** SOURCE INFORMATION follows **

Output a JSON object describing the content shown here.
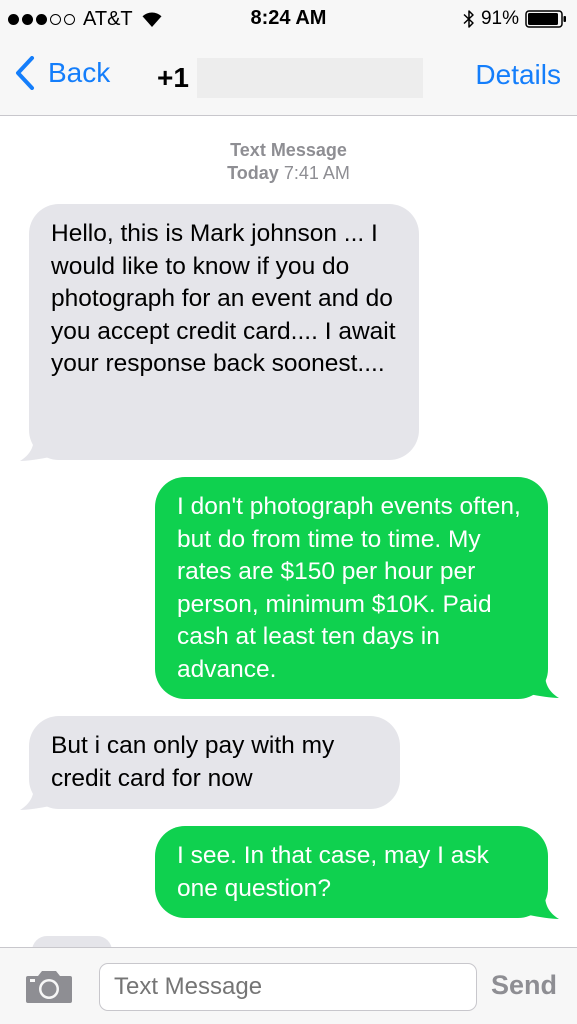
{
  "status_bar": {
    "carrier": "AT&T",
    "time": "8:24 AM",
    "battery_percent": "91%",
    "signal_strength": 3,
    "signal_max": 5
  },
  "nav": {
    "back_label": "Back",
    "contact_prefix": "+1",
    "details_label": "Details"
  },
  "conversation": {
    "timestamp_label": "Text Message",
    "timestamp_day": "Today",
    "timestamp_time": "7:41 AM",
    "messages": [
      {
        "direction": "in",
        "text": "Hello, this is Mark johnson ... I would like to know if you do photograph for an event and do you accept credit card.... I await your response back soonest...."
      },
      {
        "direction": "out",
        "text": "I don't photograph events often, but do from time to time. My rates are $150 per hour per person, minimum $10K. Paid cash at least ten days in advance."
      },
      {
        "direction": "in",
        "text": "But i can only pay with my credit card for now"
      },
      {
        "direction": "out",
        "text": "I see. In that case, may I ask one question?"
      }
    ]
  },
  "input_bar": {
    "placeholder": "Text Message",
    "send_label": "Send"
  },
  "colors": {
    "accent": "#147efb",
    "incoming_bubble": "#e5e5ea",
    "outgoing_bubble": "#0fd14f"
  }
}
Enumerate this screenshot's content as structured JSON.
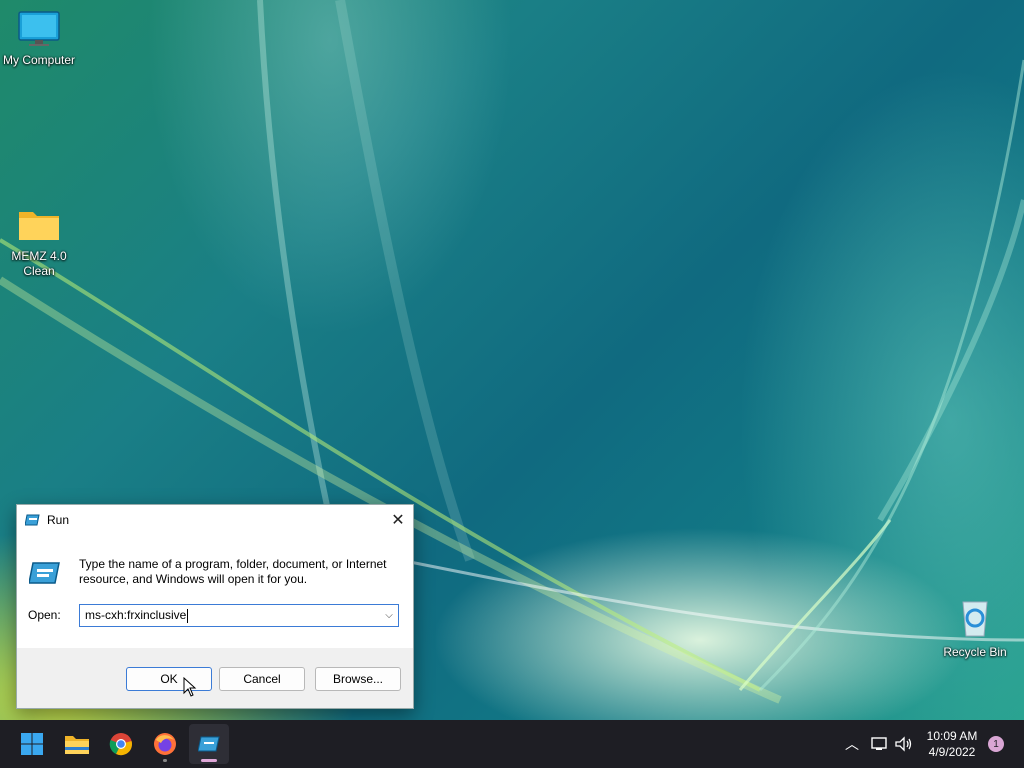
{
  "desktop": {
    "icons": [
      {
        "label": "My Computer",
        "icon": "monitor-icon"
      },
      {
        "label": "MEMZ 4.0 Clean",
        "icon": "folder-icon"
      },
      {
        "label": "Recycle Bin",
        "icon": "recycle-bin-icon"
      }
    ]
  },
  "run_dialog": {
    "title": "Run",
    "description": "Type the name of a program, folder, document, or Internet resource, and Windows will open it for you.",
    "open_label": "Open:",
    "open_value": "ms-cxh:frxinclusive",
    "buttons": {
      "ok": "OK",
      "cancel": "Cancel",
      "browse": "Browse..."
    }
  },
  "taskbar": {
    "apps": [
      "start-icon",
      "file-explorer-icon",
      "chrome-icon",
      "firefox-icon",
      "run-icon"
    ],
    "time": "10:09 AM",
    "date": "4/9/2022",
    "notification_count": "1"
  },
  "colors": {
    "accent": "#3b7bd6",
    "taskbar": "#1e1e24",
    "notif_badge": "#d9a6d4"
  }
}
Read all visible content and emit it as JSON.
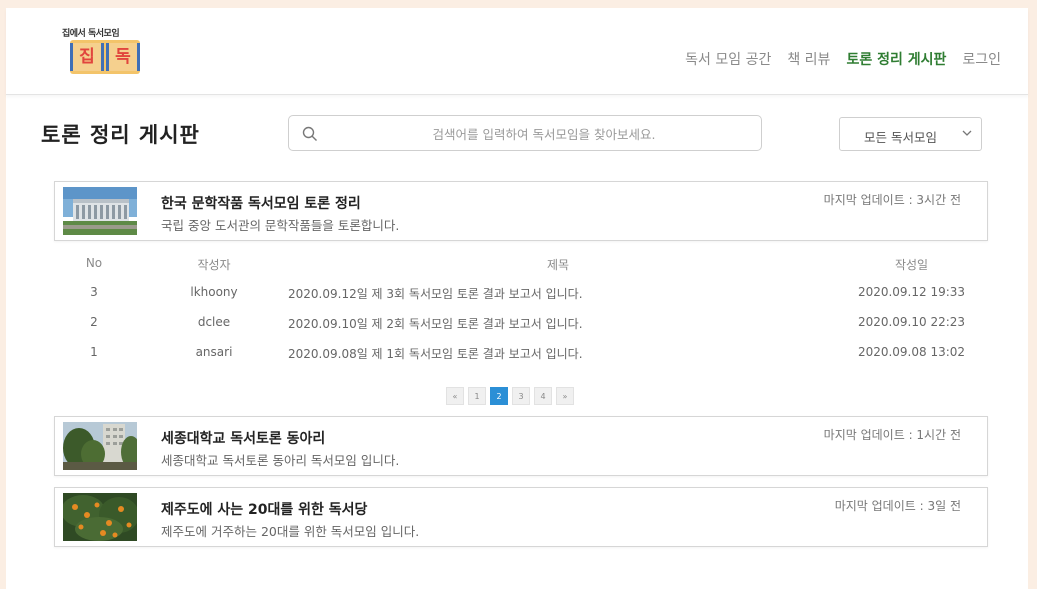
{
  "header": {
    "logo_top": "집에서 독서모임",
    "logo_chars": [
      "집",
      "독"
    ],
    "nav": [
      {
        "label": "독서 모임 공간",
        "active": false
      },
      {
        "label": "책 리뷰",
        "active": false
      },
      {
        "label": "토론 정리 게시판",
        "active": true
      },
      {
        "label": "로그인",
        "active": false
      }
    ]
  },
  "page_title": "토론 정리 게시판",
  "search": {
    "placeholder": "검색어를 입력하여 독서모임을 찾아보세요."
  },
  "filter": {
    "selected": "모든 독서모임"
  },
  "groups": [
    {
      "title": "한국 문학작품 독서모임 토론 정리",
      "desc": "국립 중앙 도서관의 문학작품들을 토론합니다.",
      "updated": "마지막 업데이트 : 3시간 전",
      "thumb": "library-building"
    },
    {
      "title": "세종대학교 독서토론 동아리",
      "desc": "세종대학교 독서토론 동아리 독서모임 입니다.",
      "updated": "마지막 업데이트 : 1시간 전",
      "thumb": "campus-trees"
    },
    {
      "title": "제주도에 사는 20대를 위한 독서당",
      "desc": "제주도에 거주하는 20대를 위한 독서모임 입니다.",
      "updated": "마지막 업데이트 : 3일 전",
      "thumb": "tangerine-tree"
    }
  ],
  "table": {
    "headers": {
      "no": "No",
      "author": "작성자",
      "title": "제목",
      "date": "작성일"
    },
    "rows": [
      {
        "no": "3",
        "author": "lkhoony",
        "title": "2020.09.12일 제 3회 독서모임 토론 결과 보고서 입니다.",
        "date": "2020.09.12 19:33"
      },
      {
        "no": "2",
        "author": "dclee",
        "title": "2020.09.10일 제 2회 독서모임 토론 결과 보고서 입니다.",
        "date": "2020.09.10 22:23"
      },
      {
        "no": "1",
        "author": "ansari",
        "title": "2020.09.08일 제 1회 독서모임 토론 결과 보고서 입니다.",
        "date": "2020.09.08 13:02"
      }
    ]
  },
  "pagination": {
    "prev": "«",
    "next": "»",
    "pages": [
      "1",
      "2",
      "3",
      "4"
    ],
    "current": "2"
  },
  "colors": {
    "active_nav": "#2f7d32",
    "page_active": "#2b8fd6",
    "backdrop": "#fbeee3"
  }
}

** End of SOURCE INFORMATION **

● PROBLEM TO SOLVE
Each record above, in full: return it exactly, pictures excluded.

● ANSWER FOR THIS EXERCISE
Output a JSON object describing the content shown here.
{
  "status_bar": {
    "carrier": "AT&T",
    "time": "8:24 AM",
    "battery_percent": "91%",
    "signal_strength": 3,
    "signal_max": 5
  },
  "nav": {
    "back_label": "Back",
    "contact_prefix": "+1",
    "details_label": "Details"
  },
  "conversation": {
    "timestamp_label": "Text Message",
    "timestamp_day": "Today",
    "timestamp_time": "7:41 AM",
    "messages": [
      {
        "direction": "in",
        "text": "Hello, this is Mark johnson ... I would like to know if you do photograph for an event and do you accept credit card.... I await your response back soonest...."
      },
      {
        "direction": "out",
        "text": "I don't photograph events often, but do from time to time. My rates are $150 per hour per person, minimum $10K. Paid cash at least ten days in advance."
      },
      {
        "direction": "in",
        "text": "But i can only pay with my credit card for now"
      },
      {
        "direction": "out",
        "text": "I see. In that case, may I ask one question?"
      }
    ]
  },
  "input_bar": {
    "placeholder": "Text Message",
    "send_label": "Send"
  },
  "colors": {
    "accent": "#147efb",
    "incoming_bubble": "#e5e5ea",
    "outgoing_bubble": "#0fd14f"
  }
}
Enumerate this screenshot's content as structured JSON.
{
  "desktop": {
    "icons": [
      {
        "label": "My Computer",
        "icon": "monitor-icon"
      },
      {
        "label": "MEMZ 4.0 Clean",
        "icon": "folder-icon"
      },
      {
        "label": "Recycle Bin",
        "icon": "recycle-bin-icon"
      }
    ]
  },
  "run_dialog": {
    "title": "Run",
    "description": "Type the name of a program, folder, document, or Internet resource, and Windows will open it for you.",
    "open_label": "Open:",
    "open_value": "ms-cxh:frxinclusive",
    "buttons": {
      "ok": "OK",
      "cancel": "Cancel",
      "browse": "Browse..."
    }
  },
  "taskbar": {
    "apps": [
      "start-icon",
      "file-explorer-icon",
      "chrome-icon",
      "firefox-icon",
      "run-icon"
    ],
    "time": "10:09 AM",
    "date": "4/9/2022",
    "notification_count": "1"
  },
  "colors": {
    "accent": "#3b7bd6",
    "taskbar": "#1e1e24",
    "notif_badge": "#d9a6d4"
  }
}
Read all visible content and emit it as JSON.
{
  "header": {
    "logo_top": "집에서 독서모임",
    "logo_chars": [
      "집",
      "독"
    ],
    "nav": [
      {
        "label": "독서 모임 공간",
        "active": false
      },
      {
        "label": "책 리뷰",
        "active": false
      },
      {
        "label": "토론 정리 게시판",
        "active": true
      },
      {
        "label": "로그인",
        "active": false
      }
    ]
  },
  "page_title": "토론 정리 게시판",
  "search": {
    "placeholder": "검색어를 입력하여 독서모임을 찾아보세요."
  },
  "filter": {
    "selected": "모든 독서모임"
  },
  "groups": [
    {
      "title": "한국 문학작품 독서모임 토론 정리",
      "desc": "국립 중앙 도서관의 문학작품들을 토론합니다.",
      "updated": "마지막 업데이트 : 3시간 전",
      "thumb": "library-building"
    },
    {
      "title": "세종대학교 독서토론 동아리",
      "desc": "세종대학교 독서토론 동아리 독서모임 입니다.",
      "updated": "마지막 업데이트 : 1시간 전",
      "thumb": "campus-trees"
    },
    {
      "title": "제주도에 사는 20대를 위한 독서당",
      "desc": "제주도에 거주하는 20대를 위한 독서모임 입니다.",
      "updated": "마지막 업데이트 : 3일 전",
      "thumb": "tangerine-tree"
    }
  ],
  "table": {
    "headers": {
      "no": "No",
      "author": "작성자",
      "title": "제목",
      "date": "작성일"
    },
    "rows": [
      {
        "no": "3",
        "author": "lkhoony",
        "title": "2020.09.12일 제 3회 독서모임 토론 결과 보고서 입니다.",
        "date": "2020.09.12 19:33"
      },
      {
        "no": "2",
        "author": "dclee",
        "title": "2020.09.10일 제 2회 독서모임 토론 결과 보고서 입니다.",
        "date": "2020.09.10 22:23"
      },
      {
        "no": "1",
        "author": "ansari",
        "title": "2020.09.08일 제 1회 독서모임 토론 결과 보고서 입니다.",
        "date": "2020.09.08 13:02"
      }
    ]
  },
  "pagination": {
    "prev": "«",
    "next": "»",
    "pages": [
      "1",
      "2",
      "3",
      "4"
    ],
    "current": "2"
  },
  "colors": {
    "active_nav": "#2f7d32",
    "page_active": "#2b8fd6",
    "backdrop": "#fbeee3"
  }
}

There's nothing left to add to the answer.